**Excerpted records**
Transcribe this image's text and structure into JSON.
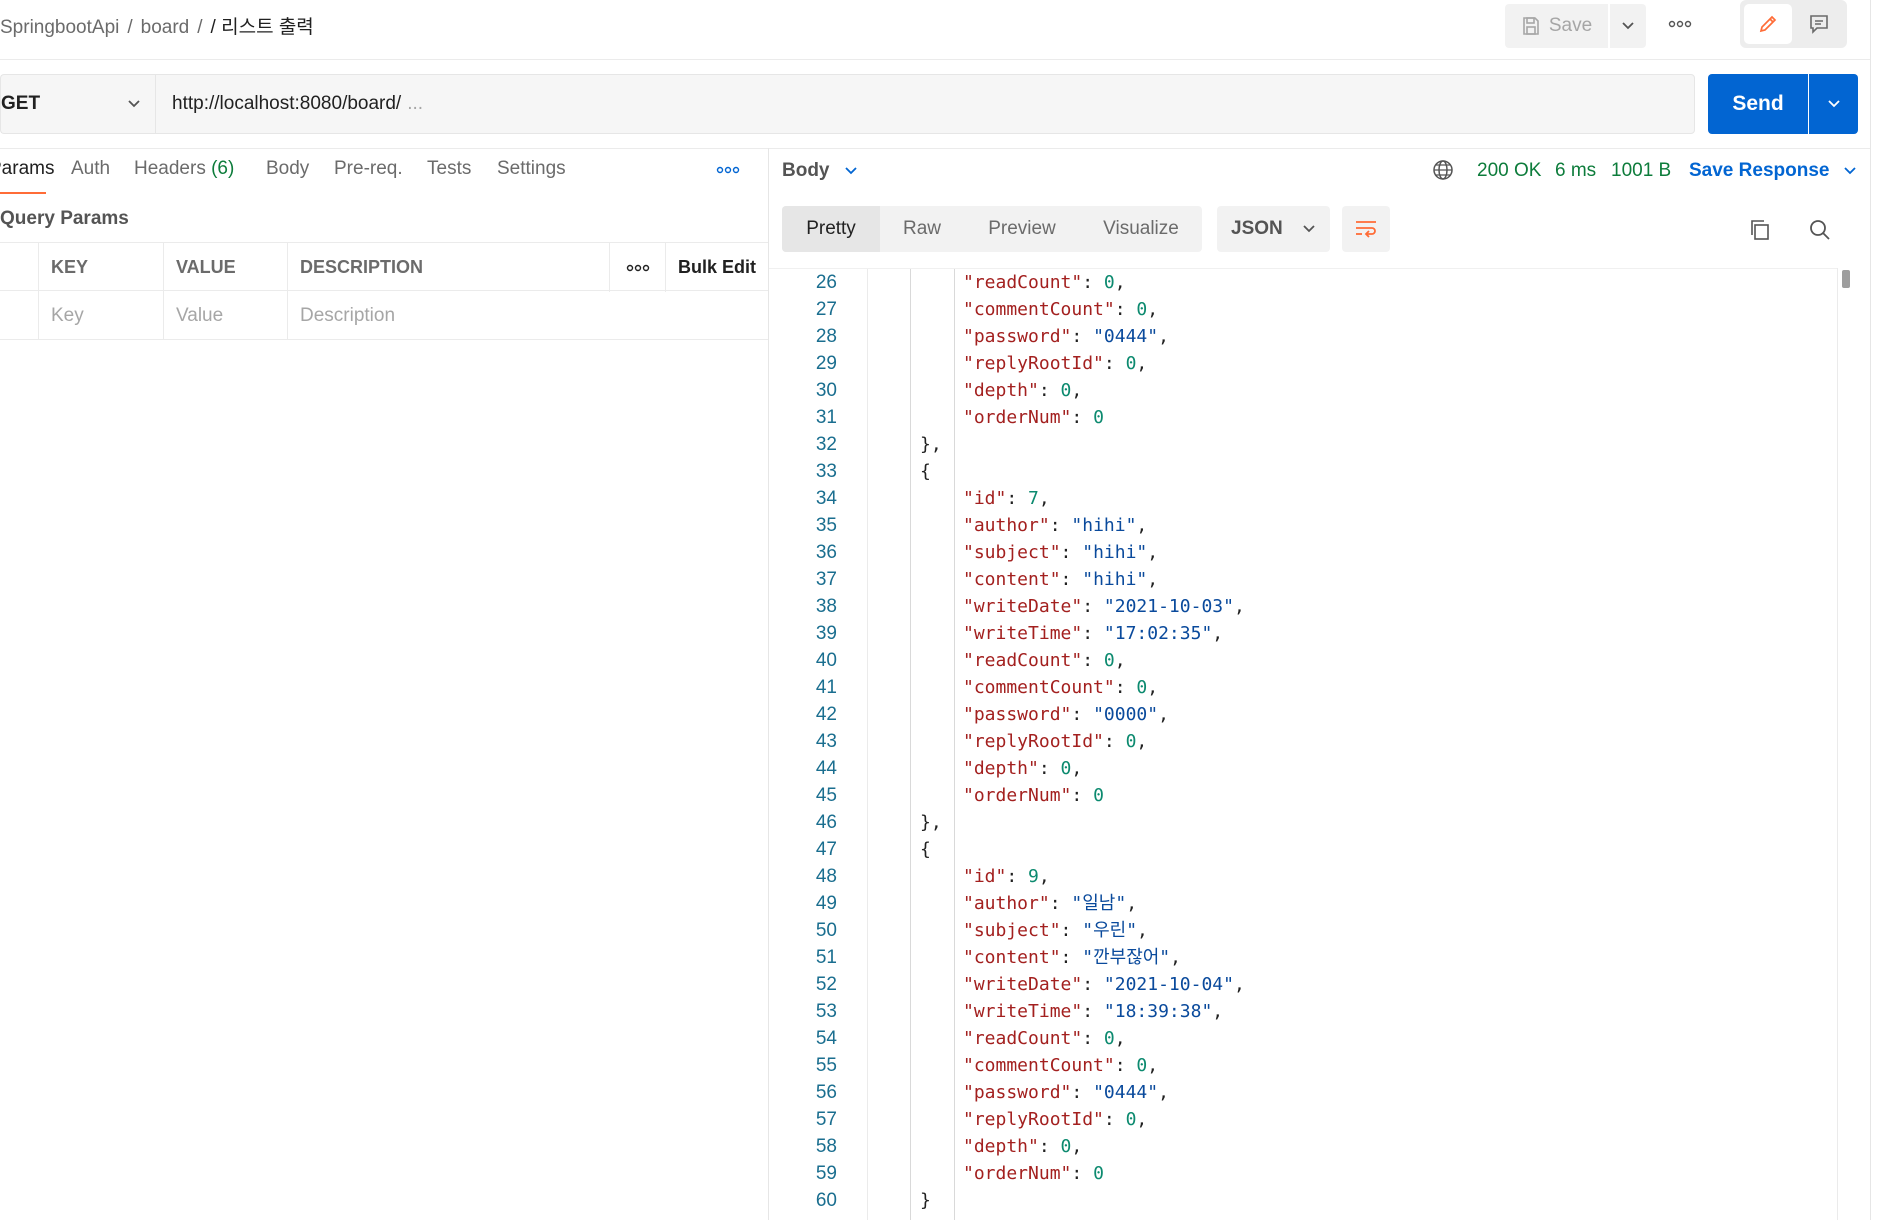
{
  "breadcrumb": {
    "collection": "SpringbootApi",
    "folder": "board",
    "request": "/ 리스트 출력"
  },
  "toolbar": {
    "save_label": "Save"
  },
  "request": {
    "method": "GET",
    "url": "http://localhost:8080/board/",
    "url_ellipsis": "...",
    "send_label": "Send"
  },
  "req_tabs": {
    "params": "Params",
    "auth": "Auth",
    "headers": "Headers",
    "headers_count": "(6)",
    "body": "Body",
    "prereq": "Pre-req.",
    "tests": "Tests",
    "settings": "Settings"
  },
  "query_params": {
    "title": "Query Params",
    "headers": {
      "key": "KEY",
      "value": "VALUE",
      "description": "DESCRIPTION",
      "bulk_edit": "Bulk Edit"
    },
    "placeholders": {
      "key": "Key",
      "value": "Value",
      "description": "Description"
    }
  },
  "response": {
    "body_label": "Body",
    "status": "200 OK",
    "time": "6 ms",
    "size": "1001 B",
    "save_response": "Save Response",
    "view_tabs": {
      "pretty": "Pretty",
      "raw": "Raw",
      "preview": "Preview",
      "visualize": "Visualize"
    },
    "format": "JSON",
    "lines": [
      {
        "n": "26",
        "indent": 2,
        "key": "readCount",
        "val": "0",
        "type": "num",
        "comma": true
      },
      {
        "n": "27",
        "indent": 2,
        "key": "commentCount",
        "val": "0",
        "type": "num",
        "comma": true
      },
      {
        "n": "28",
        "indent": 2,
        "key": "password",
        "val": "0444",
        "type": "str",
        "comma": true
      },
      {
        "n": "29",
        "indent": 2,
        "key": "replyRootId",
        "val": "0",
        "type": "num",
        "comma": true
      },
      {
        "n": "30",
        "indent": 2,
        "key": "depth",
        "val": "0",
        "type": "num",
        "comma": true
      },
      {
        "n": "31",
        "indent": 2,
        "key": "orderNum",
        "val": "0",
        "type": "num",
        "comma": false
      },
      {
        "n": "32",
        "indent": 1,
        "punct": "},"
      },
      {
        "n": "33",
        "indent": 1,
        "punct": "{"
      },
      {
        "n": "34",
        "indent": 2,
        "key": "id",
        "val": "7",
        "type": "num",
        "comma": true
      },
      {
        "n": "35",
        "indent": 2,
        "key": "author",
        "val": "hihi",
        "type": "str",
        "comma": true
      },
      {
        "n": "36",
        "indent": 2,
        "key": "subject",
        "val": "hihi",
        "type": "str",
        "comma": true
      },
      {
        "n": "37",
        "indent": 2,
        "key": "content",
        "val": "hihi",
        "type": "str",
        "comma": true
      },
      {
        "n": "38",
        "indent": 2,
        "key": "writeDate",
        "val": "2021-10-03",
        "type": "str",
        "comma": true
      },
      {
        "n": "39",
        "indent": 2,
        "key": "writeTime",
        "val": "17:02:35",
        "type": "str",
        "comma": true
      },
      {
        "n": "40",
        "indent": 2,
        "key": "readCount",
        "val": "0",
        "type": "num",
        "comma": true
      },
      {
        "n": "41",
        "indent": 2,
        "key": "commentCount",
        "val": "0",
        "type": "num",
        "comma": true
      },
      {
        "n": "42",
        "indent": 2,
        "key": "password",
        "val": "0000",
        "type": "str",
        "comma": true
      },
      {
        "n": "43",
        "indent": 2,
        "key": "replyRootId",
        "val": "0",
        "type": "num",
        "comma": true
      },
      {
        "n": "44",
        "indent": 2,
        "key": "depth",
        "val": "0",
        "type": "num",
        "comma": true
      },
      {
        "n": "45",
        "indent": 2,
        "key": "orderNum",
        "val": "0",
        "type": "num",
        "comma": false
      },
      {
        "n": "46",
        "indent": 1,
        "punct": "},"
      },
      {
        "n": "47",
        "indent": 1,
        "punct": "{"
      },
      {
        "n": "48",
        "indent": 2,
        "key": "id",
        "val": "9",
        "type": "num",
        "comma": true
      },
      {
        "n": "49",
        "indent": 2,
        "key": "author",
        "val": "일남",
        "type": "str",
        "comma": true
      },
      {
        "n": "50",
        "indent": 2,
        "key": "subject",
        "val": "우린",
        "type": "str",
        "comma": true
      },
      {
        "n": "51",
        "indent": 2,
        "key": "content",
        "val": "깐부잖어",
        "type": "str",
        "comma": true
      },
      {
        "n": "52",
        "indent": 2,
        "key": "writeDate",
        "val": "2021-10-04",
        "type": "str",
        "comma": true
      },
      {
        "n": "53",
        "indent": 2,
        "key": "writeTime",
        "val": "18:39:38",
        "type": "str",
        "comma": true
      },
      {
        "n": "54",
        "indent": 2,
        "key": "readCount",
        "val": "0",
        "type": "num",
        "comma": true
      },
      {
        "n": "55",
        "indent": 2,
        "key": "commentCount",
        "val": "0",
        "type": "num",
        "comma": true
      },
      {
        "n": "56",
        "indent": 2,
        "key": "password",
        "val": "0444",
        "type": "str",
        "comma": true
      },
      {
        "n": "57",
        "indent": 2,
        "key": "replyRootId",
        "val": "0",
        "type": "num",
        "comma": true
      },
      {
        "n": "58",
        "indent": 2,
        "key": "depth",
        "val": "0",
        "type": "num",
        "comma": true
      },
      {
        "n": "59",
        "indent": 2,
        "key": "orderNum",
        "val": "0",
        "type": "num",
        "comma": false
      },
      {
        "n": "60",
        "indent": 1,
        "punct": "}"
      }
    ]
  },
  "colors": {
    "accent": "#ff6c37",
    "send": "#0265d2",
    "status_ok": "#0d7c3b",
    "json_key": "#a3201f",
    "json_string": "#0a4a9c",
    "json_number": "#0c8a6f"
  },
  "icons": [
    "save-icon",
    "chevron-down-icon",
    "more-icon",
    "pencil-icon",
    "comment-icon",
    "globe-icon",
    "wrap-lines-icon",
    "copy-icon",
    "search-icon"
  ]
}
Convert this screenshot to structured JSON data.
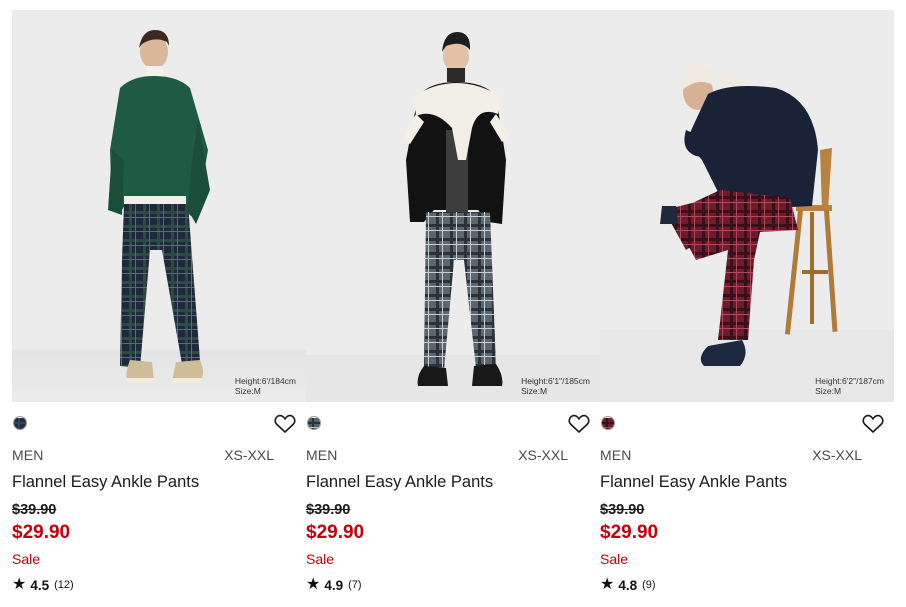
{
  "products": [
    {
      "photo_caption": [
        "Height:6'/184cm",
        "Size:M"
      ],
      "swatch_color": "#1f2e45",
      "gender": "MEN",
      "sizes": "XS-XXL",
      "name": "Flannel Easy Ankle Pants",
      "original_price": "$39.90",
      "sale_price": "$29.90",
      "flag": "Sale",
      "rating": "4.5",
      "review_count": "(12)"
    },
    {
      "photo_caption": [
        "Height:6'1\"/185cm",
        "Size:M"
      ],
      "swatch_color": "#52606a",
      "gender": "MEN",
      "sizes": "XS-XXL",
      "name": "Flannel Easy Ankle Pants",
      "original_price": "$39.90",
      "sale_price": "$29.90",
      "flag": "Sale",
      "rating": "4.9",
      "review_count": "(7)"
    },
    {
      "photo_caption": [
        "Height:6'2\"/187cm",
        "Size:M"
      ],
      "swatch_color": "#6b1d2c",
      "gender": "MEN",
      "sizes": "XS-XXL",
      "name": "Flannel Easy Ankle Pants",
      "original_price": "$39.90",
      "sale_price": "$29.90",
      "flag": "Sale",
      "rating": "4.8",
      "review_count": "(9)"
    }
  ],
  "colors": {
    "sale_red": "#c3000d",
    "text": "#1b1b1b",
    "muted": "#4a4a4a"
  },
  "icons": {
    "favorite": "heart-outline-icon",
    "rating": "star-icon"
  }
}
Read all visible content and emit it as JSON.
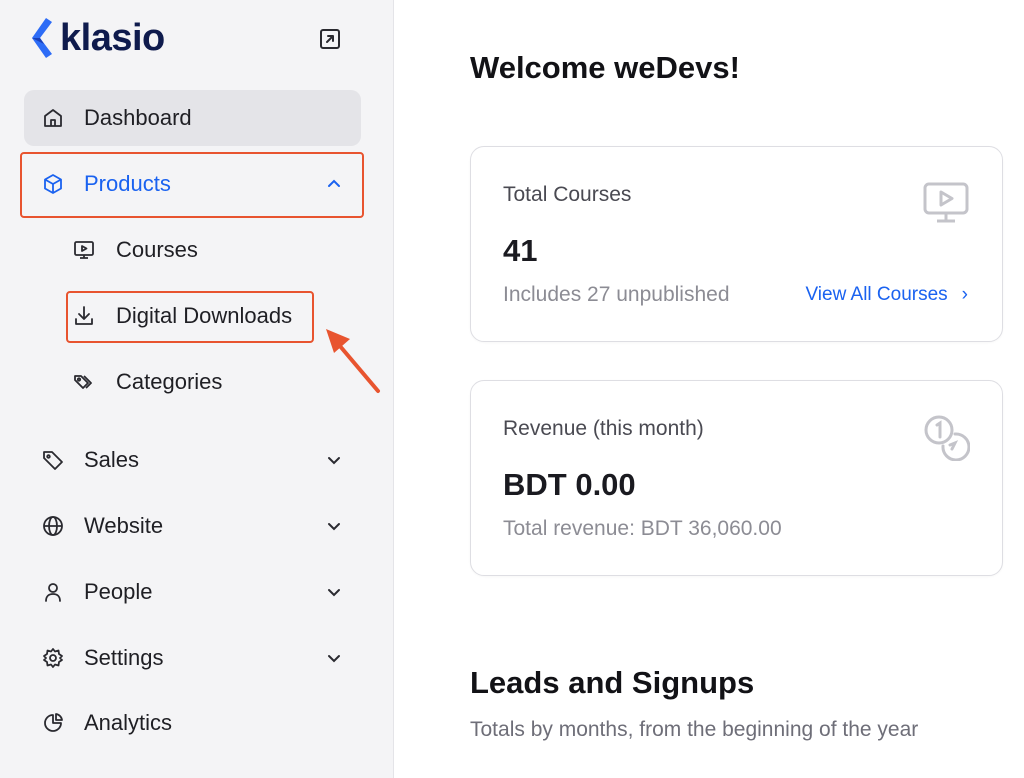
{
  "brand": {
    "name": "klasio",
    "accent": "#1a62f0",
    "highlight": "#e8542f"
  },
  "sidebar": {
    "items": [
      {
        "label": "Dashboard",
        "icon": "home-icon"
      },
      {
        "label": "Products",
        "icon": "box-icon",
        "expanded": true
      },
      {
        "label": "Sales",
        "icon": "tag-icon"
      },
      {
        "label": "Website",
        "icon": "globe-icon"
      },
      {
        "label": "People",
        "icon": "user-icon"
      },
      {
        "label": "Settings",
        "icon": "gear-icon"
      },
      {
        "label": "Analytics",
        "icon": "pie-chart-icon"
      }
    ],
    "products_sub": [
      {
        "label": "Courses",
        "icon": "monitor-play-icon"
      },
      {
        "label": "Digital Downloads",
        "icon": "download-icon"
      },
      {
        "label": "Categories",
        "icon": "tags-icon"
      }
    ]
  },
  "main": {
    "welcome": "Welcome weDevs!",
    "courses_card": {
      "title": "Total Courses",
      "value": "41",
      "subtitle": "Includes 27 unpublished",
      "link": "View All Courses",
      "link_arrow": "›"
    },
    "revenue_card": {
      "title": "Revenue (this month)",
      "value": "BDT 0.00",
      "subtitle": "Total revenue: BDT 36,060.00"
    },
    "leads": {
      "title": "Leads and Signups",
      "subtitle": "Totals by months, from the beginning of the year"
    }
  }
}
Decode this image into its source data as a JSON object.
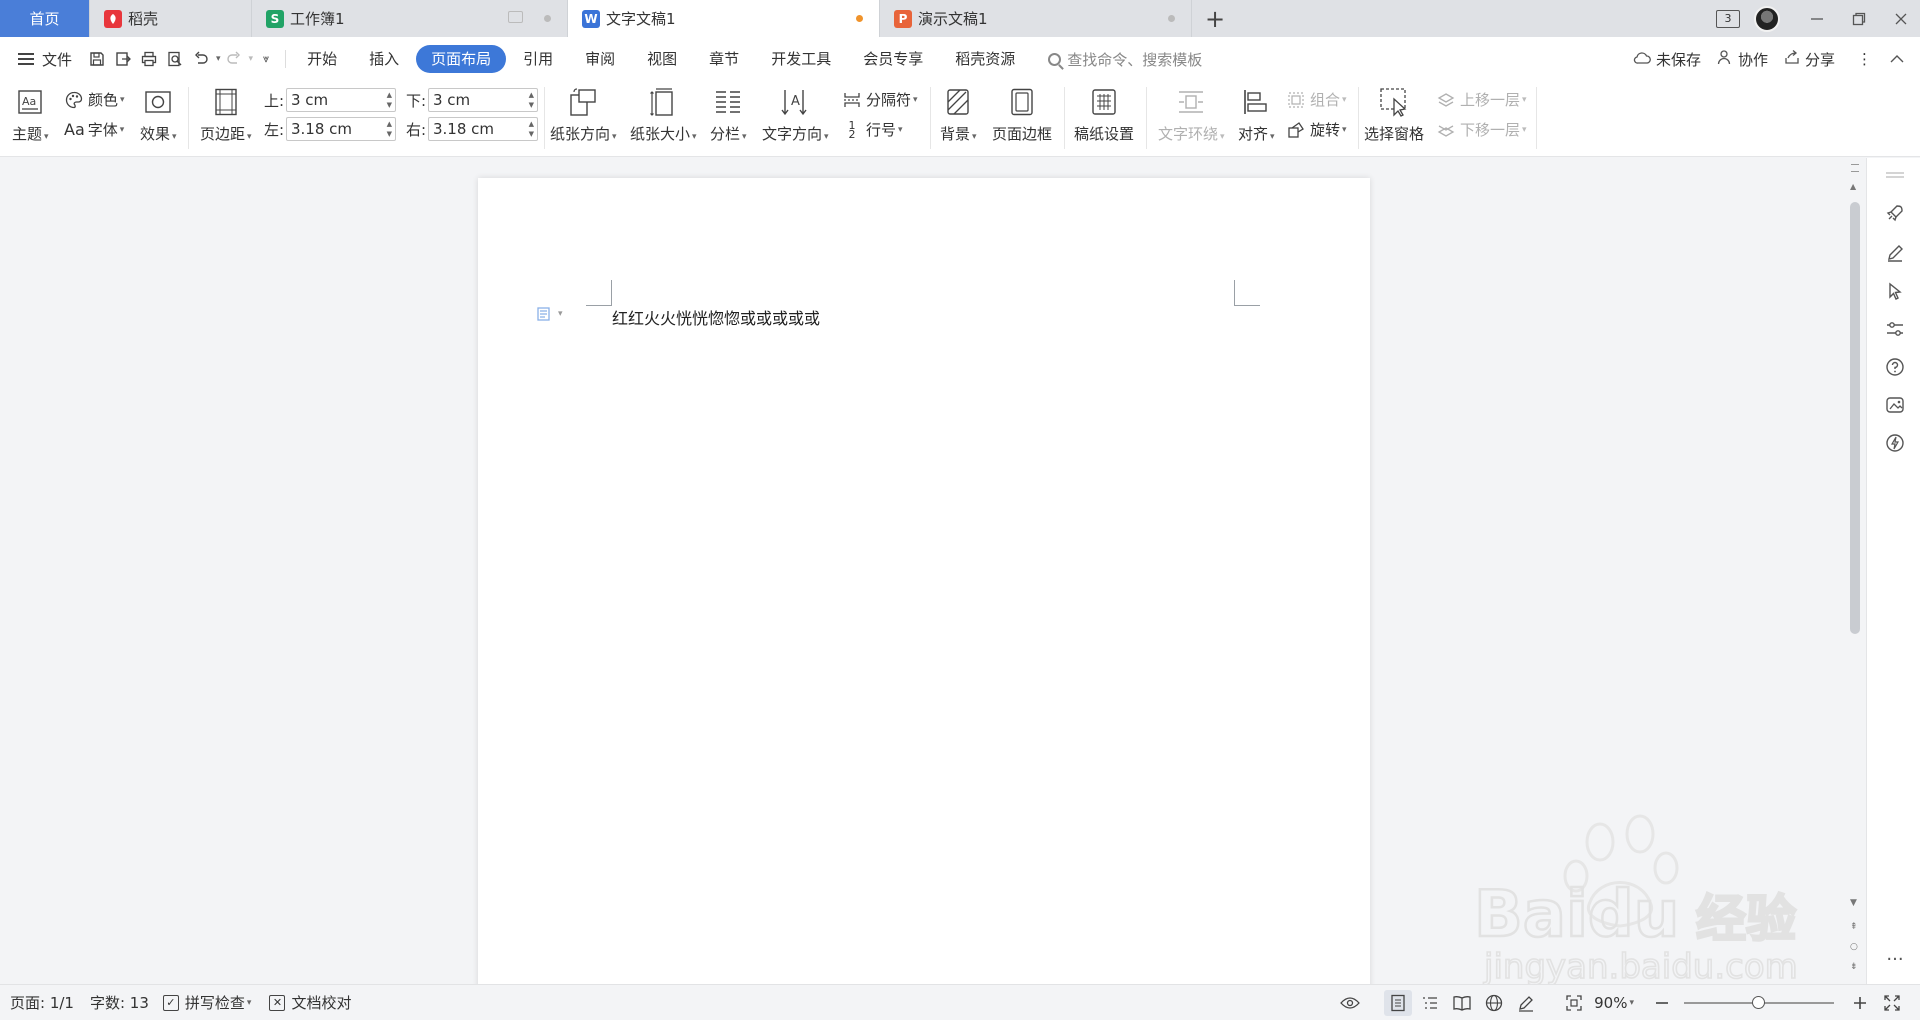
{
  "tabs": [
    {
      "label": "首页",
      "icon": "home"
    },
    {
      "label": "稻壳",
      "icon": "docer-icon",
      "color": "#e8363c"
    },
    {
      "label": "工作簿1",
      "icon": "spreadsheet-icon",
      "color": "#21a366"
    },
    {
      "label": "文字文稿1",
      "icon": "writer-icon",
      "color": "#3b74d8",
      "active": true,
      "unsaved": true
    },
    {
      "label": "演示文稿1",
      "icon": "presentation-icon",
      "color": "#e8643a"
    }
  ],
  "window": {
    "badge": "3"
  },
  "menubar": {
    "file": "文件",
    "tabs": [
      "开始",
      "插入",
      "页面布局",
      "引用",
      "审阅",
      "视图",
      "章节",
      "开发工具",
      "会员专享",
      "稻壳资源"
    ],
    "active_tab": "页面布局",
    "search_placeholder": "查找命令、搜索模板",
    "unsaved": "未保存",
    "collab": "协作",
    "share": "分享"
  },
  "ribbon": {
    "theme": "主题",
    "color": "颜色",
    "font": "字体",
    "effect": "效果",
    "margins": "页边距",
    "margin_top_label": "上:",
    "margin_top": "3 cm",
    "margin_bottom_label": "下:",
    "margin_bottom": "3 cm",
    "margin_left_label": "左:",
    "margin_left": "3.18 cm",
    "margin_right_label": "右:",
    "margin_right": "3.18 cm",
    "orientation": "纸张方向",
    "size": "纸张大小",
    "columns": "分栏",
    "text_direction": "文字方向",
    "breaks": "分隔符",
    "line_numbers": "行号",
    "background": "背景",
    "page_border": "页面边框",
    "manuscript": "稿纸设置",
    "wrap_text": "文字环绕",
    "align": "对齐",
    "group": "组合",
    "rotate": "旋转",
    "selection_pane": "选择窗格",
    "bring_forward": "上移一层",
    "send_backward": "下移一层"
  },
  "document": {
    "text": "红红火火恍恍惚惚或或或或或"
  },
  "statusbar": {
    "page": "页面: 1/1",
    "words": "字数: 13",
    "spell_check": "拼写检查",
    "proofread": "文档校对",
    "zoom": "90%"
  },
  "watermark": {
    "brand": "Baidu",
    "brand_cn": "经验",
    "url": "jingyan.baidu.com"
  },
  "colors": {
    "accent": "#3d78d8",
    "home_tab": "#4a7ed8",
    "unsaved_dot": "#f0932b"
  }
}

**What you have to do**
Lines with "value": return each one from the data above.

**Solution to this exercise**
      "value": "VALUE",
      "value": "Value",
      "value": "41",
      "value": "BDT 0.00",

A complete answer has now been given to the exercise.